Ms Barke’s sister-in-law then got off the plane and took the children back with her.
“I was panicking, they’re hysterical. It was hugely traumatic,” Ms Barke added.
“There was no offer of help or assistance. I then had to walk back through the terminal to find my baggage.”
The flight was headed to Palma, the capital of Mallorca, and took off late as a result of the incident.
“I was given very little time, support or options in a very upsetting and stressful situation, 16 minutes before the flight was about to depart,” Ms Barke told the Independent.
“The system is flawed.

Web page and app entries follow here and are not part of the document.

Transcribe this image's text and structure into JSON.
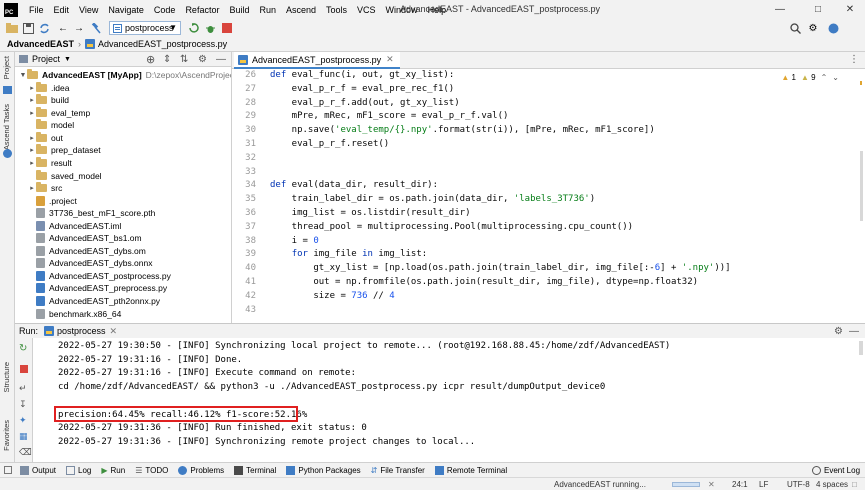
{
  "menu": [
    "File",
    "Edit",
    "View",
    "Navigate",
    "Code",
    "Refactor",
    "Build",
    "Run",
    "Ascend",
    "Tools",
    "VCS",
    "Window",
    "Help"
  ],
  "window_title": "AdvancedEAST - AdvancedEAST_postprocess.py",
  "toolbar": {
    "run_config": "postprocess"
  },
  "breadcrumb": {
    "project": "AdvancedEAST",
    "file": "AdvancedEAST_postprocess.py"
  },
  "left_stripe": {
    "project": "Project",
    "ascend_tasks": "Ascend Tasks",
    "structure": "Structure",
    "favorites": "Favorites"
  },
  "project_panel": {
    "title": "Project",
    "root_name": "AdvancedEAST [MyApp]",
    "root_path": "D:\\zepox\\AscendProjects\\Adva",
    "items": [
      {
        "name": ".idea",
        "type": "folder",
        "expandable": true
      },
      {
        "name": "build",
        "type": "folder",
        "expandable": true
      },
      {
        "name": "eval_temp",
        "type": "folder",
        "expandable": true
      },
      {
        "name": "model",
        "type": "folder",
        "expandable": false
      },
      {
        "name": "out",
        "type": "folder",
        "expandable": true
      },
      {
        "name": "prep_dataset",
        "type": "folder",
        "expandable": true
      },
      {
        "name": "result",
        "type": "folder",
        "expandable": true
      },
      {
        "name": "saved_model",
        "type": "folder",
        "expandable": false
      },
      {
        "name": "src",
        "type": "folder",
        "expandable": true
      },
      {
        "name": ".project",
        "type": "file",
        "color": "#d9a03c"
      },
      {
        "name": "3T736_best_mF1_score.pth",
        "type": "file",
        "color": "#9aa0a6"
      },
      {
        "name": "AdvancedEAST.iml",
        "type": "file",
        "color": "#7a8fb0"
      },
      {
        "name": "AdvancedEAST_bs1.om",
        "type": "file",
        "color": "#9aa0a6"
      },
      {
        "name": "AdvancedEAST_dybs.om",
        "type": "file",
        "color": "#9aa0a6"
      },
      {
        "name": "AdvancedEAST_dybs.onnx",
        "type": "file",
        "color": "#9aa0a6"
      },
      {
        "name": "AdvancedEAST_postprocess.py",
        "type": "file",
        "color": "#3f7cc4"
      },
      {
        "name": "AdvancedEAST_preprocess.py",
        "type": "file",
        "color": "#3f7cc4"
      },
      {
        "name": "AdvancedEAST_pth2onnx.py",
        "type": "file",
        "color": "#3f7cc4"
      },
      {
        "name": "benchmark.x86_64",
        "type": "file",
        "color": "#9aa0a6"
      }
    ]
  },
  "editor": {
    "tab": "AdvancedEAST_postprocess.py",
    "warnings": "1",
    "weak_warnings": "9",
    "line_numbers": [
      "26",
      "27",
      "28",
      "29",
      "30",
      "31",
      "32",
      "33",
      "34",
      "35",
      "36",
      "37",
      "38",
      "39",
      "40",
      "41",
      "42",
      "43"
    ],
    "lines": [
      "def eval_func(i, out, gt_xy_list):",
      "    eval_p_r_f = eval_pre_rec_f1()",
      "    eval_p_r_f.add(out, gt_xy_list)",
      "    mPre, mRec, mF1_score = eval_p_r_f.val()",
      "    np.save('eval_temp/{}.npy'.format(str(i)), [mPre, mRec, mF1_score])",
      "    eval_p_r_f.reset()",
      "",
      "",
      "def eval(data_dir, result_dir):",
      "    train_label_dir = os.path.join(data_dir, 'labels_3T736')",
      "    img_list = os.listdir(result_dir)",
      "    thread_pool = multiprocessing.Pool(multiprocessing.cpu_count())",
      "    i = 0",
      "    for img_file in img_list:",
      "        gt_xy_list = [np.load(os.path.join(train_label_dir, img_file[:-6] + '.npy'))]",
      "        out = np.fromfile(os.path.join(result_dir, img_file), dtype=np.float32)",
      "        size = 736 // 4",
      ""
    ]
  },
  "run_panel": {
    "label": "Run:",
    "tab": "postprocess",
    "lines": [
      "2022-05-27 19:30:50 - [INFO] Synchronizing local project to remote... (root@192.168.88.45:/home/zdf/AdvancedEAST)",
      "2022-05-27 19:31:16 - [INFO] Done.",
      "2022-05-27 19:31:16 - [INFO] Execute command on remote:",
      "cd /home/zdf/AdvancedEAST/ && python3 -u ./AdvancedEAST_postprocess.py icpr result/dumpOutput_device0",
      "",
      "precision:64.45% recall:46.12% f1-score:52.16%",
      "2022-05-27 19:31:36 - [INFO] Run finished, exit status: 0",
      "2022-05-27 19:31:36 - [INFO] Synchronizing remote project changes to local..."
    ]
  },
  "bottom_tabs": [
    "Output",
    "Log",
    "Run",
    "TODO",
    "Problems",
    "Terminal",
    "Python Packages",
    "File Transfer",
    "Remote Terminal"
  ],
  "event_log": "Event Log",
  "status": {
    "message": "AdvancedEAST running...",
    "position": "24:1",
    "line_sep": "LF",
    "encoding": "UTF-8",
    "indent": "4 spaces"
  }
}
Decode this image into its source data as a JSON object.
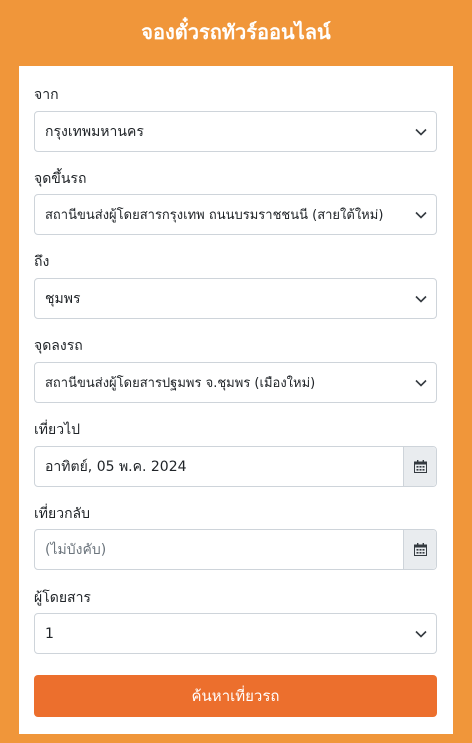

If check in only requires the expiry date of a passport when in actual fact it’s the issue date that it boils down to, and subsequently can result in this kind of horrendous situation, the aviation industry has some big changes to put in place.”
A spokesperson for Ryanair said: “This passenger was correctly denied travel as her passport did not meet the entry requirements for travel to the EU (Spain).
“Once advised by our handling agents in London Stansted that she was not permitted to take this flight to Spain with her two children, the passenger advised our handling agents that her sister-in-law was also taking the same flight and could accompany her two children on the flight.
“Her sister-in-law returned to the airport terminal to collect this passenger’s two children, and accompanied them on the flight to Palma.
“This passenger’s claim that the staff did not make rigorous checks to allow the children fly without her is completely false. This passenger – the children’s parent – directly authorised that her sister-in-law could accompany them.
“At no time were these children unaccompanied and as the permission was provided directly from the children’s parent, they were permitted to travel with the passenger’s sister-in-law.”
Ms Barke managed to obtain an emergency appointment for a same-day passport renewal, before travelling to Palma on August 2.
However, she lost around £500 due to a missed flight and having to book another.